_RECORD SET:_
—————

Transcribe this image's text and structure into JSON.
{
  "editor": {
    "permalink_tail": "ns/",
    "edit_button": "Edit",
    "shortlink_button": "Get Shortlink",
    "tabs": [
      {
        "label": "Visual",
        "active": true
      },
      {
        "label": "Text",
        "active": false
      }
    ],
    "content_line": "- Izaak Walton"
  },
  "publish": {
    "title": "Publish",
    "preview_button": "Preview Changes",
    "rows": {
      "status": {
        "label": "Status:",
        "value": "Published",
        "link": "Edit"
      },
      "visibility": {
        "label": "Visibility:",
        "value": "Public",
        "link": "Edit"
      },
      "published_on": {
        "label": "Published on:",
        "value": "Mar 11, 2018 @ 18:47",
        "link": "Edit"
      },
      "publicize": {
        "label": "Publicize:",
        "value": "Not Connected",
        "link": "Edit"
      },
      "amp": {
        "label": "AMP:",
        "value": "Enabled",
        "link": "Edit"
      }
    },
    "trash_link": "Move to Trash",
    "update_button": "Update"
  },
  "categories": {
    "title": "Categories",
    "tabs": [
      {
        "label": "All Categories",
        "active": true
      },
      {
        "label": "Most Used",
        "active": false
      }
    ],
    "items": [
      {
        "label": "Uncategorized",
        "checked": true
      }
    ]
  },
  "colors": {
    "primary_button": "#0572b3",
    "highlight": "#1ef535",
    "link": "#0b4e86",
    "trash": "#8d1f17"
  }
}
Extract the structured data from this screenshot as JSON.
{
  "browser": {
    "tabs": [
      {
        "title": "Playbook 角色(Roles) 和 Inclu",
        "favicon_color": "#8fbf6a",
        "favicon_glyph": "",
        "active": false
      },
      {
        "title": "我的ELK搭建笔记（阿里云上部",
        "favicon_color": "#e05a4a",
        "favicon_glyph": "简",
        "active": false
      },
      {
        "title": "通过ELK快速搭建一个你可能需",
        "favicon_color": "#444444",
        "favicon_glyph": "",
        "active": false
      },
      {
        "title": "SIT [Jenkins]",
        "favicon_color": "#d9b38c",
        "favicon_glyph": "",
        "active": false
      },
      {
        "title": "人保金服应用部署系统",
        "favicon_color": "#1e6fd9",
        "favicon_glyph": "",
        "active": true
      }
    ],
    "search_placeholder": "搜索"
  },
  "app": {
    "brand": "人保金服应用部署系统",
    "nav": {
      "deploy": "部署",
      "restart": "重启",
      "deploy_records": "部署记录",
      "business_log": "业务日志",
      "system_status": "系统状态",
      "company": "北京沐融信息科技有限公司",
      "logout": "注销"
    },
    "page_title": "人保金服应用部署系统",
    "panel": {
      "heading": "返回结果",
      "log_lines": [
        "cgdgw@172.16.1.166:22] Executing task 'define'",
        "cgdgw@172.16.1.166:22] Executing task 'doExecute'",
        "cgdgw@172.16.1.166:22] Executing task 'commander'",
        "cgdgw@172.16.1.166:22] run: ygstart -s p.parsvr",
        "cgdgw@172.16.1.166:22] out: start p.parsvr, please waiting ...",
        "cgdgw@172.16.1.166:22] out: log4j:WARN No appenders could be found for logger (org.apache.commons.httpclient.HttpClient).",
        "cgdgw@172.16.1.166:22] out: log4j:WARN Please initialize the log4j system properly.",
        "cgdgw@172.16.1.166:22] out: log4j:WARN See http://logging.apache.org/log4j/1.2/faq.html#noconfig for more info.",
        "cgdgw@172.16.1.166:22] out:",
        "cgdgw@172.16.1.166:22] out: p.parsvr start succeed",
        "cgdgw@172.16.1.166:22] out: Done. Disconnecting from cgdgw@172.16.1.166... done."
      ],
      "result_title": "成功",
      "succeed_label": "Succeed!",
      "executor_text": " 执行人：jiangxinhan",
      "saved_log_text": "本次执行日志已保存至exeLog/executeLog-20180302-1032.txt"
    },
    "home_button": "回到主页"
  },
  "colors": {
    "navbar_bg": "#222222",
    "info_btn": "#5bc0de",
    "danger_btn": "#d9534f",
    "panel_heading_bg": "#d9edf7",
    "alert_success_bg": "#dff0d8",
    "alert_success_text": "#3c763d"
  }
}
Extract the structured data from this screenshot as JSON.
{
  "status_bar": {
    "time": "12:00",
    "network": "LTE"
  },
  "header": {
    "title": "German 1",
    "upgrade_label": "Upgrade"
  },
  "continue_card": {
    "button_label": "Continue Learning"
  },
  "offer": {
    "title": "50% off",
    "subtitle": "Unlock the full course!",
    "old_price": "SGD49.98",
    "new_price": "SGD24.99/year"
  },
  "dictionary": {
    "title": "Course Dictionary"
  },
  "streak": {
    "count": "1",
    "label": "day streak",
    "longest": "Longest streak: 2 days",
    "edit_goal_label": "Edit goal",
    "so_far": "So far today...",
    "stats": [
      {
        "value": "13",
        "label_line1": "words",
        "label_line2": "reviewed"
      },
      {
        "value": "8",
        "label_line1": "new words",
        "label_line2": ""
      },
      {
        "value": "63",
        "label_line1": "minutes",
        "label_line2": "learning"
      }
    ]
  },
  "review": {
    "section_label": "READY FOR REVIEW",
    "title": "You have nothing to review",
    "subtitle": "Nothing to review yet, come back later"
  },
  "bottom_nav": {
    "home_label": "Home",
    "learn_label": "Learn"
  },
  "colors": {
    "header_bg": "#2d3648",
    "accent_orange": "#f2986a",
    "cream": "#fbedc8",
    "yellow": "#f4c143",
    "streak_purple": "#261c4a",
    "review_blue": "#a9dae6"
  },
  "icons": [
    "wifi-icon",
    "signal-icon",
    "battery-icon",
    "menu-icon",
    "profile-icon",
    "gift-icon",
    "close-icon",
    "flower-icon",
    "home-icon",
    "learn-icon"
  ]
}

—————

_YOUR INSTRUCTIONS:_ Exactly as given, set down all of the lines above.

_PROBLEM SOLUTION:_
Transcribe this image's text and structure into JSON.
{
  "editor": {
    "permalink_tail": "ns/",
    "edit_button": "Edit",
    "shortlink_button": "Get Shortlink",
    "tabs": [
      {
        "label": "Visual",
        "active": true
      },
      {
        "label": "Text",
        "active": false
      }
    ],
    "content_line": "- Izaak Walton"
  },
  "publish": {
    "title": "Publish",
    "preview_button": "Preview Changes",
    "rows": {
      "status": {
        "label": "Status:",
        "value": "Published",
        "link": "Edit"
      },
      "visibility": {
        "label": "Visibility:",
        "value": "Public",
        "link": "Edit"
      },
      "published_on": {
        "label": "Published on:",
        "value": "Mar 11, 2018 @ 18:47",
        "link": "Edit"
      },
      "publicize": {
        "label": "Publicize:",
        "value": "Not Connected",
        "link": "Edit"
      },
      "amp": {
        "label": "AMP:",
        "value": "Enabled",
        "link": "Edit"
      }
    },
    "trash_link": "Move to Trash",
    "update_button": "Update"
  },
  "categories": {
    "title": "Categories",
    "tabs": [
      {
        "label": "All Categories",
        "active": true
      },
      {
        "label": "Most Used",
        "active": false
      }
    ],
    "items": [
      {
        "label": "Uncategorized",
        "checked": true
      }
    ]
  },
  "colors": {
    "primary_button": "#0572b3",
    "highlight": "#1ef535",
    "link": "#0b4e86",
    "trash": "#8d1f17"
  }
}
Extract the structured data from this screenshot as JSON.
{
  "browser": {
    "tabs": [
      {
        "title": "Playbook 角色(Roles) 和 Inclu",
        "favicon_color": "#8fbf6a",
        "favicon_glyph": "",
        "active": false
      },
      {
        "title": "我的ELK搭建笔记（阿里云上部",
        "favicon_color": "#e05a4a",
        "favicon_glyph": "简",
        "active": false
      },
      {
        "title": "通过ELK快速搭建一个你可能需",
        "favicon_color": "#444444",
        "favicon_glyph": "",
        "active": false
      },
      {
        "title": "SIT [Jenkins]",
        "favicon_color": "#d9b38c",
        "favicon_glyph": "",
        "active": false
      },
      {
        "title": "人保金服应用部署系统",
        "favicon_color": "#1e6fd9",
        "favicon_glyph": "",
        "active": true
      }
    ],
    "search_placeholder": "搜索"
  },
  "app": {
    "brand": "人保金服应用部署系统",
    "nav": {
      "deploy": "部署",
      "restart": "重启",
      "deploy_records": "部署记录",
      "business_log": "业务日志",
      "system_status": "系统状态",
      "company": "北京沐融信息科技有限公司",
      "logout": "注销"
    },
    "page_title": "人保金服应用部署系统",
    "panel": {
      "heading": "返回结果",
      "log_lines": [
        "cgdgw@172.16.1.166:22] Executing task 'define'",
        "cgdgw@172.16.1.166:22] Executing task 'doExecute'",
        "cgdgw@172.16.1.166:22] Executing task 'commander'",
        "cgdgw@172.16.1.166:22] run: ygstart -s p.parsvr",
        "cgdgw@172.16.1.166:22] out: start p.parsvr, please waiting ...",
        "cgdgw@172.16.1.166:22] out: log4j:WARN No appenders could be found for logger (org.apache.commons.httpclient.HttpClient).",
        "cgdgw@172.16.1.166:22] out: log4j:WARN Please initialize the log4j system properly.",
        "cgdgw@172.16.1.166:22] out: log4j:WARN See http://logging.apache.org/log4j/1.2/faq.html#noconfig for more info.",
        "cgdgw@172.16.1.166:22] out:",
        "cgdgw@172.16.1.166:22] out: p.parsvr start succeed",
        "cgdgw@172.16.1.166:22] out: Done. Disconnecting from cgdgw@172.16.1.166... done."
      ],
      "result_title": "成功",
      "succeed_label": "Succeed!",
      "executor_text": " 执行人：jiangxinhan",
      "saved_log_text": "本次执行日志已保存至exeLog/executeLog-20180302-1032.txt"
    },
    "home_button": "回到主页"
  },
  "colors": {
    "navbar_bg": "#222222",
    "info_btn": "#5bc0de",
    "danger_btn": "#d9534f",
    "panel_heading_bg": "#d9edf7",
    "alert_success_bg": "#dff0d8",
    "alert_success_text": "#3c763d"
  }
}
Extract the structured data from this screenshot as JSON.
{
  "status_bar": {
    "time": "12:00",
    "network": "LTE"
  },
  "header": {
    "title": "German 1",
    "upgrade_label": "Upgrade"
  },
  "continue_card": {
    "button_label": "Continue Learning"
  },
  "offer": {
    "title": "50% off",
    "subtitle": "Unlock the full course!",
    "old_price": "SGD49.98",
    "new_price": "SGD24.99/year"
  },
  "dictionary": {
    "title": "Course Dictionary"
  },
  "streak": {
    "count": "1",
    "label": "day streak",
    "longest": "Longest streak: 2 days",
    "edit_goal_label": "Edit goal",
    "so_far": "So far today...",
    "stats": [
      {
        "value": "13",
        "label_line1": "words",
        "label_line2": "reviewed"
      },
      {
        "value": "8",
        "label_line1": "new words",
        "label_line2": ""
      },
      {
        "value": "63",
        "label_line1": "minutes",
        "label_line2": "learning"
      }
    ]
  },
  "review": {
    "section_label": "READY FOR REVIEW",
    "title": "You have nothing to review",
    "subtitle": "Nothing to review yet, come back later"
  },
  "bottom_nav": {
    "home_label": "Home",
    "learn_label": "Learn"
  },
  "colors": {
    "header_bg": "#2d3648",
    "accent_orange": "#f2986a",
    "cream": "#fbedc8",
    "yellow": "#f4c143",
    "streak_purple": "#261c4a",
    "review_blue": "#a9dae6"
  },
  "icons": [
    "wifi-icon",
    "signal-icon",
    "battery-icon",
    "menu-icon",
    "profile-icon",
    "gift-icon",
    "close-icon",
    "flower-icon",
    "home-icon",
    "learn-icon"
  ]
}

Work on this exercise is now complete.